** Exercise details **
Go through the entries and say how many lines contain the string "user". The number is the whole answer.

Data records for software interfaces
+--
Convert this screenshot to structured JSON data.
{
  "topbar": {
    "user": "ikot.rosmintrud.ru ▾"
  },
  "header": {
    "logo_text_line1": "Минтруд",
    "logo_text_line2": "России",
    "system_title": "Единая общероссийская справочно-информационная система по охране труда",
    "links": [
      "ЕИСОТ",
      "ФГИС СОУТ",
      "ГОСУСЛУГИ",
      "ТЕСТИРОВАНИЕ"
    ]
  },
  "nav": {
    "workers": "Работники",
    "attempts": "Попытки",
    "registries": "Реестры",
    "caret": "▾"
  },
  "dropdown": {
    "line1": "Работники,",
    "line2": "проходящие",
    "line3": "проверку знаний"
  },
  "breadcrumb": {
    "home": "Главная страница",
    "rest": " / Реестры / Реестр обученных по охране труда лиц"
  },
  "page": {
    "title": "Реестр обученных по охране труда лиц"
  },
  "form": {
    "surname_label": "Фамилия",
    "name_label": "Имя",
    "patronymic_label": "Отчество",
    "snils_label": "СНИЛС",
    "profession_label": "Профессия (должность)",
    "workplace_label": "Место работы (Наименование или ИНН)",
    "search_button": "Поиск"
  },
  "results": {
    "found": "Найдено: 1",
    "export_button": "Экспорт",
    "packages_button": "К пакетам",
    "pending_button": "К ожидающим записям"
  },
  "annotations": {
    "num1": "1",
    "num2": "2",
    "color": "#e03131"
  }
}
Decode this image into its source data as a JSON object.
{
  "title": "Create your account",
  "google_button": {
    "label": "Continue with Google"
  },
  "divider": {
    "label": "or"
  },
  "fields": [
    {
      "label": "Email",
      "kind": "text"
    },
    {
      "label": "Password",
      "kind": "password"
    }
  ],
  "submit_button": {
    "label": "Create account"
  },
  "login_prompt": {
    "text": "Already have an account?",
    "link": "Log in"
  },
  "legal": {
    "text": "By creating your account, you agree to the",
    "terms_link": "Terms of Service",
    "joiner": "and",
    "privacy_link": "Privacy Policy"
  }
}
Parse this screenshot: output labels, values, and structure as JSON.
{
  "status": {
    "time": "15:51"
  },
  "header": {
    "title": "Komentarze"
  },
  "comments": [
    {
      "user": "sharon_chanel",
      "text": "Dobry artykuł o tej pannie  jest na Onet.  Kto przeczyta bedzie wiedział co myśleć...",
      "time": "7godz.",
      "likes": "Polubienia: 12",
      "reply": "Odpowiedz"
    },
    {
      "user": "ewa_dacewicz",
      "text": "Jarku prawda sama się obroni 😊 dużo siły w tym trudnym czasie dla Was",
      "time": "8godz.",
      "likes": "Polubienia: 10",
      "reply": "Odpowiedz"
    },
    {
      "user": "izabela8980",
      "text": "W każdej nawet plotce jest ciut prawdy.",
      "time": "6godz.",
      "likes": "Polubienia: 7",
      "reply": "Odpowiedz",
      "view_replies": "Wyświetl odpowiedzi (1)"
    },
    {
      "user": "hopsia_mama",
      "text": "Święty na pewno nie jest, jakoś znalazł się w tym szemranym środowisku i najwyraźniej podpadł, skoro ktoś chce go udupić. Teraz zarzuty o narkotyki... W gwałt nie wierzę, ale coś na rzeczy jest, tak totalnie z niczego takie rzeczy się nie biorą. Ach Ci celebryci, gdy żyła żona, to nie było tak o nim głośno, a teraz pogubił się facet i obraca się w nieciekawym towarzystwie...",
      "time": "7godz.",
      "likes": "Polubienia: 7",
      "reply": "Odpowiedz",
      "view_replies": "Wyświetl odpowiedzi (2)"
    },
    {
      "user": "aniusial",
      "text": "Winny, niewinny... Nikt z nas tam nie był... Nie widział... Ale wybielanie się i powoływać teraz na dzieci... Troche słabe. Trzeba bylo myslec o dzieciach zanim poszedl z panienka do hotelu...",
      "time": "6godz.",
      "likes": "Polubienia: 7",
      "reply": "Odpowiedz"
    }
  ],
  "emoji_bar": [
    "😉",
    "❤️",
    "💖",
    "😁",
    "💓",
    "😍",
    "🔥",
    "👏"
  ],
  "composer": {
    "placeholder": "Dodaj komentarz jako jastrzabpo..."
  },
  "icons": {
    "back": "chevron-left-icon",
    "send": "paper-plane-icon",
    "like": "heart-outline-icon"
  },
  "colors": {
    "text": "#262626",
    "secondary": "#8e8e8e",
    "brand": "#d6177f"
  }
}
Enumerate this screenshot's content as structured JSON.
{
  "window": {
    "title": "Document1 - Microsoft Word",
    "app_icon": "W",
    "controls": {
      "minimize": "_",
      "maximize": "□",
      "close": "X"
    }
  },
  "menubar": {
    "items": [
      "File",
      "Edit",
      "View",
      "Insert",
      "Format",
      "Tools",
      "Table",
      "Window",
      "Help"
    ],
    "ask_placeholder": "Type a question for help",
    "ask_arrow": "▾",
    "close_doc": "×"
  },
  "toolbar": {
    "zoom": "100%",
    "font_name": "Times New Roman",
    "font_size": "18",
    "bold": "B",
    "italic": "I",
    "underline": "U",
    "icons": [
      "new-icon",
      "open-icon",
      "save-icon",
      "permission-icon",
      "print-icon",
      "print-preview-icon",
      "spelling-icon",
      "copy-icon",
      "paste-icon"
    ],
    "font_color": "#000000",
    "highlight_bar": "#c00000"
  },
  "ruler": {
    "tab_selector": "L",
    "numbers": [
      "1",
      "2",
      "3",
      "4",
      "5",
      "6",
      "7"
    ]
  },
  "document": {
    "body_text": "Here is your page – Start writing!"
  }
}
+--
** Your response **
6